A mixed bag of financial results from Arsenal today. The Gunners announced that turnover for the year ended 31st May 2013, increased to £242.8 million (up from £235.3 million) while profit before tax was £6.7 million.
Those numbers do not include the Mesut Ozil transfer and the club’s new chairman Chips Keswick was quick to highlight the positive aspect of the numbers saying:
““It is my job to ensure we steer further along the course we have set.
“We must continue to grow commercially to provide the Club with the best opportunity to achieve success and we must do this in a way which remains true to our values and which ensures and protects the long-term sustainability of the Club.
“We face a competitive landscape across the top of the Premier League and across Europe’s elite clubs which is tougher than ever. Despite fair play initiatives the financial competition for top players remains intense and transfer prices and player wages continue to move ever higher.
“It is therefore positive that the strong financial platform we have created in recent years allows us to continue to be competitive at the highest level.”
Before you get too carried away about the numbers, take a look of these ones. This is Arsenal’s turnover for the last 6 years:
- 2008: £207.7 million
- 2009: £225.1 million
- 2010: £222.9 million
- 2011: £225.4 million
- 2012: £235.3 million
- 2013: £242.8 million
So over the last six seasons, Arsenal has grown its turnover by £35m. If it was not for increased ticket prices or TV revenue, I am not sure if Arsenal’s revenues would be increasing.

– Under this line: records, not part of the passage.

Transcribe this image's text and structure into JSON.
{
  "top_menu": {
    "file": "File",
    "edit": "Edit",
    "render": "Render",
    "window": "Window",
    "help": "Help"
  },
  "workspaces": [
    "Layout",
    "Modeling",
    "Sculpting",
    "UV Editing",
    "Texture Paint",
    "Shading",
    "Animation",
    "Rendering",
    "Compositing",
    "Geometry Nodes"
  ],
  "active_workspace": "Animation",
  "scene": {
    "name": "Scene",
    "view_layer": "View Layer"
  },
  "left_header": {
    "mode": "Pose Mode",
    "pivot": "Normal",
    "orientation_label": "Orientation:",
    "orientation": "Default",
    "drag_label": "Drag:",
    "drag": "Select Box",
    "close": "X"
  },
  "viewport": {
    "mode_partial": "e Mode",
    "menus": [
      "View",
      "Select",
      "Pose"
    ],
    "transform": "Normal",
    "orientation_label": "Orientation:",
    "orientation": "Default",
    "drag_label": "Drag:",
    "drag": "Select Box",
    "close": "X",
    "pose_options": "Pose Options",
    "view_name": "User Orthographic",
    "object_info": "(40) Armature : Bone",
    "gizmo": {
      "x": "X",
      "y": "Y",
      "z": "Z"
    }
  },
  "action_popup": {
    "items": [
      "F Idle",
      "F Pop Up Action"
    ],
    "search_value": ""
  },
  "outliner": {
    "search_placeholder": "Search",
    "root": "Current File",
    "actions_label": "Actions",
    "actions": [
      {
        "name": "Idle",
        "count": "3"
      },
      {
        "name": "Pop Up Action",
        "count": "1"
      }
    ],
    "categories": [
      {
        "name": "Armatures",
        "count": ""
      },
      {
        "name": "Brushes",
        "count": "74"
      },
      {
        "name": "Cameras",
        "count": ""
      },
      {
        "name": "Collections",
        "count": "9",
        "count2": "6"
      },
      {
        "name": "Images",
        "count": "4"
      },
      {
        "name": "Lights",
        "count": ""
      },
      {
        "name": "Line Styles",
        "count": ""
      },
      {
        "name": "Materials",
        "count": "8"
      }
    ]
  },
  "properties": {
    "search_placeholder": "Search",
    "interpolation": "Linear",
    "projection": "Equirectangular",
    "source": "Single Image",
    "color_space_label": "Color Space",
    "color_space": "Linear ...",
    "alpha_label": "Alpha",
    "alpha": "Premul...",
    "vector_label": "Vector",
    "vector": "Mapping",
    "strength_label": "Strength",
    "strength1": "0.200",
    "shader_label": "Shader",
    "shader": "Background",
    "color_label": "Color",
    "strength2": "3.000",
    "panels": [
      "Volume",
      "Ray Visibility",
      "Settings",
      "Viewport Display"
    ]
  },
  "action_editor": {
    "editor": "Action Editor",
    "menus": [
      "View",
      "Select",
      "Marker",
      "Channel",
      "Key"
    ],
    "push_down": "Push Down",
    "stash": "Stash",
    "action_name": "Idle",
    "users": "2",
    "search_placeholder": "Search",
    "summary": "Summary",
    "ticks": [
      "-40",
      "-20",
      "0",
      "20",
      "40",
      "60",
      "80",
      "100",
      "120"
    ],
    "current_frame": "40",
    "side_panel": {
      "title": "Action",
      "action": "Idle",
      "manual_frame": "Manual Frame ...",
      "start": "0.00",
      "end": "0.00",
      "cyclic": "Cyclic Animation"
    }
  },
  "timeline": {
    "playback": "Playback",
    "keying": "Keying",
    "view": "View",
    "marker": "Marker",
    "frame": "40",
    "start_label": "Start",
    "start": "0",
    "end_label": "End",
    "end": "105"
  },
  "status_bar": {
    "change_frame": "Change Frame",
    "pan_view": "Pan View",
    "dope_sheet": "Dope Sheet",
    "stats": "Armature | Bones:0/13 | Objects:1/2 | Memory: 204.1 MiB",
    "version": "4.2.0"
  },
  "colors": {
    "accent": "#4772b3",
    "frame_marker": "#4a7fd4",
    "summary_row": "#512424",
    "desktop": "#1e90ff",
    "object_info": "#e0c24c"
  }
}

When you have slow or flat revenue, the last thing you need is an exploding expense category and that is what Arsenal’s wage bill is.
Arsenal’s wage bill exploded as the spent £58.7 million on new signings plus extended contracts of current players. Added last summer were Monreal, Cazorla, Podolski and Giroud, while Walcott was amongst the players whose contracts were extended.
Overall Arsenal’s wage bill rose 7.7% to £154.5 million (2012 – £143.4 million), and wages now make up 63.6% of Arsenal’s turnover (up from 60.9% in 2012).
Wages are taking a larger and larger percentage of Arsenal’s revenue as can be seen below:
- 2008: £101.3 million (49% of turnover)
- 2009: £104 million ((46%)
- 2010: £110.7 million (50%)
- 2011: £124.4 million (54%)
- 2012: £143.4 million (61%)
- 2013: £154.5 million (64%)
That is unsustainable growth in wages for Arsenal. You cannot have wages grow by over £53m in six years while turnover grows by only £35m. And keep in mind that these numbers do not include Mesut Ozil’s wages of a reported £10m a year.
Since Kronke will not invest any cash in the squad, the only was I can see for Arsenal to cover its spiraling wage bill is to sell players. Arsenal’s £6.7 million profit includes a profit on player sales of £47m, mainly from the sale of Robin Van Persie and Alex Song last summer. Without these sales, Arsenal’s profit of £6.7 million becomes a £41 million loss.
So not as as rosy numbers as being reported by the press and the club, with some worrying trends for Arsenal fans.